Work required: An exact copy of the data is needed, but without any of its images.

--- Data shown ---

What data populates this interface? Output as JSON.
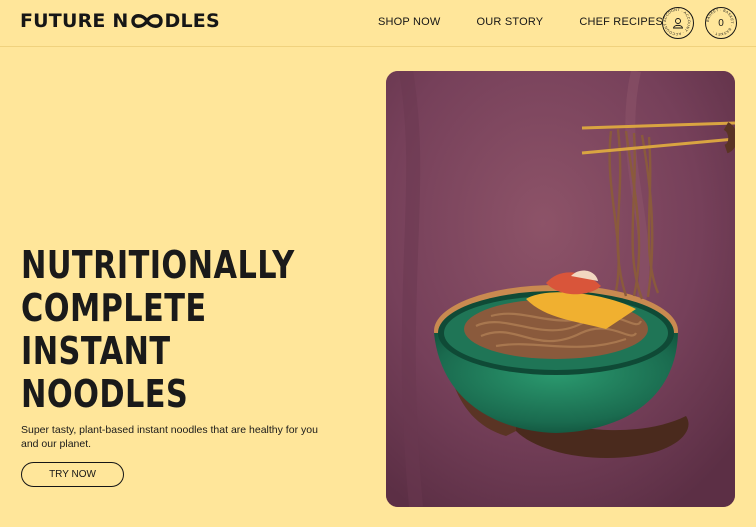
{
  "header": {
    "logo": {
      "part1": "FUTURE N",
      "part2": "DLES"
    },
    "nav": [
      "SHOP NOW",
      "OUR STORY",
      "CHEF RECIPES"
    ],
    "account": {
      "ring_text": "ACCOUNT · ACCOUNT · ACCOUNT ·",
      "icon": "user-icon"
    },
    "basket": {
      "ring_text": "BASKET · BASKET · BASKET ·",
      "count": "0"
    }
  },
  "hero": {
    "headline": [
      "NUTRITIONALLY",
      "COMPLETE",
      "INSTANT",
      "NOODLES"
    ],
    "subtext": "Super tasty, plant-based instant noodles that are healthy for you and our planet.",
    "cta": "TRY NOW",
    "image": "noodle-bowl-photo"
  },
  "colors": {
    "background": "#ffe69a",
    "text": "#1a1a1a",
    "photo_bg": "#7b4458",
    "bowl": "#1e7a5a"
  }
}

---

Exercise response:
What data populates this interface? Output as JSON.
{
  "header": {
    "logo": {
      "part1": "FUTURE N",
      "part2": "DLES"
    },
    "nav": [
      "SHOP NOW",
      "OUR STORY",
      "CHEF RECIPES"
    ],
    "account": {
      "ring_text": "ACCOUNT · ACCOUNT · ACCOUNT ·",
      "icon": "user-icon"
    },
    "basket": {
      "ring_text": "BASKET · BASKET · BASKET ·",
      "count": "0"
    }
  },
  "hero": {
    "headline": [
      "NUTRITIONALLY",
      "COMPLETE",
      "INSTANT",
      "NOODLES"
    ],
    "subtext": "Super tasty, plant-based instant noodles that are healthy for you and our planet.",
    "cta": "TRY NOW",
    "image": "noodle-bowl-photo"
  },
  "colors": {
    "background": "#ffe69a",
    "text": "#1a1a1a",
    "photo_bg": "#7b4458",
    "bowl": "#1e7a5a"
  }
}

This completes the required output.